Some 600 people, mainly middle-class civil servants and their families, live in the government-owned, dilapidated block, located across the Arabian Sea in the same Worli neighbourhood where the daughter of India’s richest man Mukesh Ambani lives.
Children play outside their units along corridors with rusted, broken railings held together with rags and the steel bars reinforcing the structure are visible from where the cement has fallen off the floors and ceilings.
“Anything can fall here, especially during the monsoon,” said Anil Aiwale, a government employee who has been living in the block with his family for the past five years. “The lack of affordable living options causes people to continue to live in high-risk structures.”
Mumbai, the capital of Maharashtra state, is India’s most populous city and the nation’s most expensive place to buy residential property, according to data from Anarock Research.

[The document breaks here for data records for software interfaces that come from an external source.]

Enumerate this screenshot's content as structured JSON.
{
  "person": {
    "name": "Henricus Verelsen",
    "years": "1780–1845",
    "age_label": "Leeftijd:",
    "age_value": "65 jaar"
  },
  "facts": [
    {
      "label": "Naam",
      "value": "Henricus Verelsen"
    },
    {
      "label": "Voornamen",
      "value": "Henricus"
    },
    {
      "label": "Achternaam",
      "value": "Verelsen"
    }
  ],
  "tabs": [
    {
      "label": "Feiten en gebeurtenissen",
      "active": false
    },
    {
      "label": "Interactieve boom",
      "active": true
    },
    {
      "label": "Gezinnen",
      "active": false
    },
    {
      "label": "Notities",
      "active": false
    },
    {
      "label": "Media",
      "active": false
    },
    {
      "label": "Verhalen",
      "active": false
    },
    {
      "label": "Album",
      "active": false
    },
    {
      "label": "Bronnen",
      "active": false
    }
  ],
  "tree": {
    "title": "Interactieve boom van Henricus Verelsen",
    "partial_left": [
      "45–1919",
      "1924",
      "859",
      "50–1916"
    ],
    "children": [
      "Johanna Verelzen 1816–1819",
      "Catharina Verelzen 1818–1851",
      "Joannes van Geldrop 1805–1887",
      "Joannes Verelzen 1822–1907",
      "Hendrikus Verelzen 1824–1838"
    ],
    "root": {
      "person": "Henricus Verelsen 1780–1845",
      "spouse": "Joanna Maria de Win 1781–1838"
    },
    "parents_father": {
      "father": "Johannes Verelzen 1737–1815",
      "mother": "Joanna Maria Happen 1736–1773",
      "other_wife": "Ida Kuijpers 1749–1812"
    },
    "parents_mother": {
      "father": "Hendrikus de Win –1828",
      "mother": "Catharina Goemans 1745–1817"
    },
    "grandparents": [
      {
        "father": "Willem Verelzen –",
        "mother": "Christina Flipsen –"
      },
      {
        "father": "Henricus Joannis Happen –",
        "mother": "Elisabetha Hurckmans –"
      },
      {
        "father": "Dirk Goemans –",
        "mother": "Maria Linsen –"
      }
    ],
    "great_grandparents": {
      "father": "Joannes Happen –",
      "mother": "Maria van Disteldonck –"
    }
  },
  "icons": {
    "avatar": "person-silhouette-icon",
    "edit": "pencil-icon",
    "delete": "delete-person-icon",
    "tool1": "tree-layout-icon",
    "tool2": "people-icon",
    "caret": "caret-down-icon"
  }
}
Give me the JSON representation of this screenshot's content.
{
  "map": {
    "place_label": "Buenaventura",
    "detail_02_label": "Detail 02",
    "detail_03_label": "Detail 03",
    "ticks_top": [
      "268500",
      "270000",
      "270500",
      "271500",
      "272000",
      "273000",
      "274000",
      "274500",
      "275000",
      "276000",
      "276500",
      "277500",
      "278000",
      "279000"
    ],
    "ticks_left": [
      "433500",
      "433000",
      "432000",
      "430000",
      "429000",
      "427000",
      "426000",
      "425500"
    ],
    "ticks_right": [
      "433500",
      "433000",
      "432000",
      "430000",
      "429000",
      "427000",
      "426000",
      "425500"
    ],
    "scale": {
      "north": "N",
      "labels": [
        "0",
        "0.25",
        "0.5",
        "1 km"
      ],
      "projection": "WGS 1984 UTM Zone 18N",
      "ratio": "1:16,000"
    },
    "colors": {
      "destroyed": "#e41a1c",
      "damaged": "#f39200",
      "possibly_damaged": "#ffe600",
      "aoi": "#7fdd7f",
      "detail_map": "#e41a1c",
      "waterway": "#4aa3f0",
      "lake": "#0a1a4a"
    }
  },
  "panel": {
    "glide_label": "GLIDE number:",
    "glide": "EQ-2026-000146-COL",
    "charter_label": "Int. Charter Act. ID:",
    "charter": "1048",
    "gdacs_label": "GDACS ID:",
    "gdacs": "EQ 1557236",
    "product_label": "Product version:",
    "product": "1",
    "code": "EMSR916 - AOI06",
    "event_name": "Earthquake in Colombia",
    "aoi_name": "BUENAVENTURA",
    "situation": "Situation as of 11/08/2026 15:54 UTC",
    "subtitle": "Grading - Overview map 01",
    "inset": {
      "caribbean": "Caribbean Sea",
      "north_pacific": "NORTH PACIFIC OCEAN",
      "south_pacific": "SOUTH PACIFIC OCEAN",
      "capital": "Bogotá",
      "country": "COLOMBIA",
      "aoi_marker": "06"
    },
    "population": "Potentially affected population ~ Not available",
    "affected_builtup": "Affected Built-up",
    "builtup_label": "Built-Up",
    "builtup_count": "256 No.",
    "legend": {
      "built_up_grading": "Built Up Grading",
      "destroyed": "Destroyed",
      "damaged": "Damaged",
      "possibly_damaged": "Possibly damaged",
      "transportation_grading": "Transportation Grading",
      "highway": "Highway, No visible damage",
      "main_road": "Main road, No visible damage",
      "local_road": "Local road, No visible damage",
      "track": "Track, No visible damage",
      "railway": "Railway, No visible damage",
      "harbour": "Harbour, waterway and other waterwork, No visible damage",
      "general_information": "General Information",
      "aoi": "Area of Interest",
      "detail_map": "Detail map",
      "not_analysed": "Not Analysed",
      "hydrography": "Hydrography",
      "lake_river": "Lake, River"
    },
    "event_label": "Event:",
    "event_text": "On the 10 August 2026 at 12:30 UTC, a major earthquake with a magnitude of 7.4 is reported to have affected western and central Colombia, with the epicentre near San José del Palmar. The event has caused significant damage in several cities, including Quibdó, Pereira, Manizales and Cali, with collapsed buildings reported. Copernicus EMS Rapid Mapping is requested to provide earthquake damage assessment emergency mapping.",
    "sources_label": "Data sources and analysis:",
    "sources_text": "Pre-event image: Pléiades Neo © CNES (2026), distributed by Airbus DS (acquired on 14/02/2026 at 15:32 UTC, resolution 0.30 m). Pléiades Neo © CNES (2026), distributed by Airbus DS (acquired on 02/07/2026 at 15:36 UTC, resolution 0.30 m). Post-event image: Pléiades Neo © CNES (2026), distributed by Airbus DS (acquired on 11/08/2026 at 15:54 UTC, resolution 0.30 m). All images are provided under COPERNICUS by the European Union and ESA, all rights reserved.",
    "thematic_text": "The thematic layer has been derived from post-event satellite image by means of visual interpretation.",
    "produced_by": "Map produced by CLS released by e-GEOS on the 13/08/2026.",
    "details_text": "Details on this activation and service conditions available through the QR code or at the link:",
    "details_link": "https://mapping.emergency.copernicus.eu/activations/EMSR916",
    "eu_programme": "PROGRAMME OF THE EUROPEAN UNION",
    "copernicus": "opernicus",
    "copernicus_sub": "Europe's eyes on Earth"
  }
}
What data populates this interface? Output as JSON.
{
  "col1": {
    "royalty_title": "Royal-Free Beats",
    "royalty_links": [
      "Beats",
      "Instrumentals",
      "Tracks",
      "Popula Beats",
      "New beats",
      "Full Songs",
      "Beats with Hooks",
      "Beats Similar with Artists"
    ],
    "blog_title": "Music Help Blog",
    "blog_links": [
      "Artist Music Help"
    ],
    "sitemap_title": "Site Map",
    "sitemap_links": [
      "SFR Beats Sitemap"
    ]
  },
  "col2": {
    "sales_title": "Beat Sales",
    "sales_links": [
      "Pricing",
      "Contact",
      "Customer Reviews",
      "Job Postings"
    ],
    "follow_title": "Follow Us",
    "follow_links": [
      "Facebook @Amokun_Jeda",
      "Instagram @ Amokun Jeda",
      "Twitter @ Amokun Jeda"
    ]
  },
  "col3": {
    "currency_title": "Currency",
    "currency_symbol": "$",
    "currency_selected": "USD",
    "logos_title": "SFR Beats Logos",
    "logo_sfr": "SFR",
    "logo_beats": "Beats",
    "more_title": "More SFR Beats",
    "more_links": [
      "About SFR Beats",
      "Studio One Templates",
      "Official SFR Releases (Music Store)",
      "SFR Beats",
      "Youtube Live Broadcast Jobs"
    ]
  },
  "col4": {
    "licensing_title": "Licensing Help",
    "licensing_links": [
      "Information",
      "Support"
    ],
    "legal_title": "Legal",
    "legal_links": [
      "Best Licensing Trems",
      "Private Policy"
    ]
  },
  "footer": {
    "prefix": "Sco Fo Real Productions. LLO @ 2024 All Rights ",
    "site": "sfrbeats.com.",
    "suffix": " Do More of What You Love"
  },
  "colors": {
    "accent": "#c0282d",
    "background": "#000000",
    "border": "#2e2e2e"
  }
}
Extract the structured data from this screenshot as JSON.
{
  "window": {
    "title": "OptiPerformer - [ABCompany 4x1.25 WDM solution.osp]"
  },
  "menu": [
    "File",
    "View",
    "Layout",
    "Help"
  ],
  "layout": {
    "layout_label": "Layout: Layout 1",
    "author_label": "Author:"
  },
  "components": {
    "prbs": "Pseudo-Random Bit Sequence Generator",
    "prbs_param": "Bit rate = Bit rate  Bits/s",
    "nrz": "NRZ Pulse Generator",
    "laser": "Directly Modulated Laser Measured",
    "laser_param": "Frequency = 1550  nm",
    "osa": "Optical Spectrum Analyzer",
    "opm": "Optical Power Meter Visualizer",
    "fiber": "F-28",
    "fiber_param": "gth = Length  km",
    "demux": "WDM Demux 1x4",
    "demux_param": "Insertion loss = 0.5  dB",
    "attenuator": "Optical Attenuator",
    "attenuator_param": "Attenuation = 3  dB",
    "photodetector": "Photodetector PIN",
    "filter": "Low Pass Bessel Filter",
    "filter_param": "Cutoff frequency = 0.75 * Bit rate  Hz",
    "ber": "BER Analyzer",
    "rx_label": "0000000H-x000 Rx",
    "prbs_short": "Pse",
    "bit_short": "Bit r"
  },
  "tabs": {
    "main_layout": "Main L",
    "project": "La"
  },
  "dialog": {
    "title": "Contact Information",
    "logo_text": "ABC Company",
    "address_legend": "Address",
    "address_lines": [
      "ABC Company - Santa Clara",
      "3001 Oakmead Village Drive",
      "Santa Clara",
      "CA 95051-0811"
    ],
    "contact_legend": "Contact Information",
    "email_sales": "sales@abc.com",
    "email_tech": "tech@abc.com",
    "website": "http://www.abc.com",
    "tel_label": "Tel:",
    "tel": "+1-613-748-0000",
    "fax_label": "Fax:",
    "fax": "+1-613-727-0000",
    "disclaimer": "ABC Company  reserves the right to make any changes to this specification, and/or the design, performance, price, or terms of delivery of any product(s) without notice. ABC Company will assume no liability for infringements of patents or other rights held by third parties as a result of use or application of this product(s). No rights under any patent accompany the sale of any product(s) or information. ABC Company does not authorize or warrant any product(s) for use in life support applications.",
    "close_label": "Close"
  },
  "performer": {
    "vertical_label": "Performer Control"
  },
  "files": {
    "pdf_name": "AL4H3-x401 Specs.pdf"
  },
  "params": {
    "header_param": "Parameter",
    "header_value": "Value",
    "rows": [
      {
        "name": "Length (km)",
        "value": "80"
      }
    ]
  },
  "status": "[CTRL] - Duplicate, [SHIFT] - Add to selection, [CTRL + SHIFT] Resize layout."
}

Prices for prime property, such as that in Worli, saw the sixth fastest year-on-year growth globally in the first quarter of this year, a survey by international property consultants Knight Frank shows, just behind global financial hub Singapore and ahead of China’s financial capital Shanghai.
Some families living in the Worli block, which is particularly vulnerable to monsoon rains that lash Mumbai from June to September every year, say these statistics reinforce their determination to stay put, despite the risks.
Because the block faces the sea, the walls and doors of many units are waterlogged and mouldy. Resident Rahul Makwana, who moved to a lower floor, said the entire fourth floor was going to be demolished because of structural issues.
“It’s dangerous, especially with parents and children,” added resident Sumit Shinde. “But it’s not possible for me, or any middle-class family, to purchase a new home in Mumbai. It’s very expensive.”
Depending on their unit’s size, residents pay between 8,000 and 13,000 rupees ($97-$158) a month in rent to the state government. That rent would cover a property on the fringes of the city, but not anything more than a unit in a slum near Worli.
A state government official, who declined to be named because they were not authorised to speak to the media, said the block’s residents had not been served an eviction notice, but the state has offered them alternative accommodation in the suburbs.
Several residents, however, said transport to and from their offices in Worli would cost too much and take too long.
“The location of this building is great, it’s very convenient for me to go to work,” resident Aiwale said. “Affordable housing is impossible to find in a city like Mumbai.”